* WORK INSTRUCTIONS *
Could you retype every line of the data underneath without altering anything?

----------------------------------------

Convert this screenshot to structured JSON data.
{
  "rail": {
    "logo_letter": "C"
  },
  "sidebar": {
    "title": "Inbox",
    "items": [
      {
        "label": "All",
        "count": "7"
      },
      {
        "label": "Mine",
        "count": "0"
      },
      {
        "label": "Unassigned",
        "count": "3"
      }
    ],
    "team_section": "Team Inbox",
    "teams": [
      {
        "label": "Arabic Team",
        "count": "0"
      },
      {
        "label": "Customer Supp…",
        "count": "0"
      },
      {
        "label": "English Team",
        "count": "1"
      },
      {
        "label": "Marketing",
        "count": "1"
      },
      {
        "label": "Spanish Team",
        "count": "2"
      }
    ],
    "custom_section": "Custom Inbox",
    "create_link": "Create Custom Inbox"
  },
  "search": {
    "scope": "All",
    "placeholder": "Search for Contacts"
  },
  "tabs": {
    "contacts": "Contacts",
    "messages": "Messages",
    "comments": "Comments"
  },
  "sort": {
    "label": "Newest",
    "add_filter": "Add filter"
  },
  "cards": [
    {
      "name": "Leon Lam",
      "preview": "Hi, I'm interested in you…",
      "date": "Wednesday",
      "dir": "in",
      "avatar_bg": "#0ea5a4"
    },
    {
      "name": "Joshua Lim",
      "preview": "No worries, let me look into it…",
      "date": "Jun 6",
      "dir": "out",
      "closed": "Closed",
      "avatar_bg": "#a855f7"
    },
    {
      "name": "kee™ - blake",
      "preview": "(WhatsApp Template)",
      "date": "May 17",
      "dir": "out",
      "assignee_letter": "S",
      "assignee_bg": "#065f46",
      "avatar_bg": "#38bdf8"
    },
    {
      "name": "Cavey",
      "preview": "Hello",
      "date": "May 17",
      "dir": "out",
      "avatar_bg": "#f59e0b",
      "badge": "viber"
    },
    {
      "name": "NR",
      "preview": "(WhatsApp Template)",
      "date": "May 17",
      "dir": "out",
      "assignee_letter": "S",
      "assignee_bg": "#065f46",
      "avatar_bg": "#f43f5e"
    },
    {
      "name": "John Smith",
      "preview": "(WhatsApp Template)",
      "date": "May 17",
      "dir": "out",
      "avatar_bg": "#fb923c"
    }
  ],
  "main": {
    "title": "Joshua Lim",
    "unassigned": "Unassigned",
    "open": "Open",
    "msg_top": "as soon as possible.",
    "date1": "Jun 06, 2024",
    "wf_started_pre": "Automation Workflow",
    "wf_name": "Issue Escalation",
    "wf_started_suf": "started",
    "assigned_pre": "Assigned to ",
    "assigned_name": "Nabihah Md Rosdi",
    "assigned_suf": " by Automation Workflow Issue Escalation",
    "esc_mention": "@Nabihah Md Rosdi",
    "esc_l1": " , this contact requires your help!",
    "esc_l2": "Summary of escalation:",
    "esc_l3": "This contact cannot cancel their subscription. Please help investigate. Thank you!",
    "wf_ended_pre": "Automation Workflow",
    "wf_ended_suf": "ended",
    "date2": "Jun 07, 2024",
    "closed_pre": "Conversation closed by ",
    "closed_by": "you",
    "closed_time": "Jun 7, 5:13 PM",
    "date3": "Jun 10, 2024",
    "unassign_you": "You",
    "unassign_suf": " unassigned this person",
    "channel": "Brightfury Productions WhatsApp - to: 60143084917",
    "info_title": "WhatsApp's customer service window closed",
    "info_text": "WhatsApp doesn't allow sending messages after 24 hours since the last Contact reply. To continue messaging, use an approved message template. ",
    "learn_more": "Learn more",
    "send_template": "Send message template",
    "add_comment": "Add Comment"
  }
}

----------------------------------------

* SOLUTION TO THE EXERCISE *
Convert this screenshot to structured JSON data.
{
  "rail": {
    "logo_letter": "C"
  },
  "sidebar": {
    "title": "Inbox",
    "items": [
      {
        "label": "All",
        "count": "7"
      },
      {
        "label": "Mine",
        "count": "0"
      },
      {
        "label": "Unassigned",
        "count": "3"
      }
    ],
    "team_section": "Team Inbox",
    "teams": [
      {
        "label": "Arabic Team",
        "count": "0"
      },
      {
        "label": "Customer Supp…",
        "count": "0"
      },
      {
        "label": "English Team",
        "count": "1"
      },
      {
        "label": "Marketing",
        "count": "1"
      },
      {
        "label": "Spanish Team",
        "count": "2"
      }
    ],
    "custom_section": "Custom Inbox",
    "create_link": "Create Custom Inbox"
  },
  "search": {
    "scope": "All",
    "placeholder": "Search for Contacts"
  },
  "tabs": {
    "contacts": "Contacts",
    "messages": "Messages",
    "comments": "Comments"
  },
  "sort": {
    "label": "Newest",
    "add_filter": "Add filter"
  },
  "cards": [
    {
      "name": "Leon Lam",
      "preview": "Hi, I'm interested in you…",
      "date": "Wednesday",
      "dir": "in",
      "avatar_bg": "#0ea5a4"
    },
    {
      "name": "Joshua Lim",
      "preview": "No worries, let me look into it…",
      "date": "Jun 6",
      "dir": "out",
      "closed": "Closed",
      "avatar_bg": "#a855f7"
    },
    {
      "name": "kee™ - blake",
      "preview": "(WhatsApp Template)",
      "date": "May 17",
      "dir": "out",
      "assignee_letter": "S",
      "assignee_bg": "#065f46",
      "avatar_bg": "#38bdf8"
    },
    {
      "name": "Cavey",
      "preview": "Hello",
      "date": "May 17",
      "dir": "out",
      "avatar_bg": "#f59e0b",
      "badge": "viber"
    },
    {
      "name": "NR",
      "preview": "(WhatsApp Template)",
      "date": "May 17",
      "dir": "out",
      "assignee_letter": "S",
      "assignee_bg": "#065f46",
      "avatar_bg": "#f43f5e"
    },
    {
      "name": "John Smith",
      "preview": "(WhatsApp Template)",
      "date": "May 17",
      "dir": "out",
      "avatar_bg": "#fb923c"
    }
  ],
  "main": {
    "title": "Joshua Lim",
    "unassigned": "Unassigned",
    "open": "Open",
    "msg_top": "as soon as possible.",
    "date1": "Jun 06, 2024",
    "wf_started_pre": "Automation Workflow",
    "wf_name": "Issue Escalation",
    "wf_started_suf": "started",
    "assigned_pre": "Assigned to ",
    "assigned_name": "Nabihah Md Rosdi",
    "assigned_suf": " by Automation Workflow Issue Escalation",
    "esc_mention": "@Nabihah Md Rosdi",
    "esc_l1": " , this contact requires your help!",
    "esc_l2": "Summary of escalation:",
    "esc_l3": "This contact cannot cancel their subscription. Please help investigate. Thank you!",
    "wf_ended_pre": "Automation Workflow",
    "wf_ended_suf": "ended",
    "date2": "Jun 07, 2024",
    "closed_pre": "Conversation closed by ",
    "closed_by": "you",
    "closed_time": "Jun 7, 5:13 PM",
    "date3": "Jun 10, 2024",
    "unassign_you": "You",
    "unassign_suf": " unassigned this person",
    "channel": "Brightfury Productions WhatsApp - to: 60143084917",
    "info_title": "WhatsApp's customer service window closed",
    "info_text": "WhatsApp doesn't allow sending messages after 24 hours since the last Contact reply. To continue messaging, use an approved message template. ",
    "learn_more": "Learn more",
    "send_template": "Send message template",
    "add_comment": "Add Comment"
  }
}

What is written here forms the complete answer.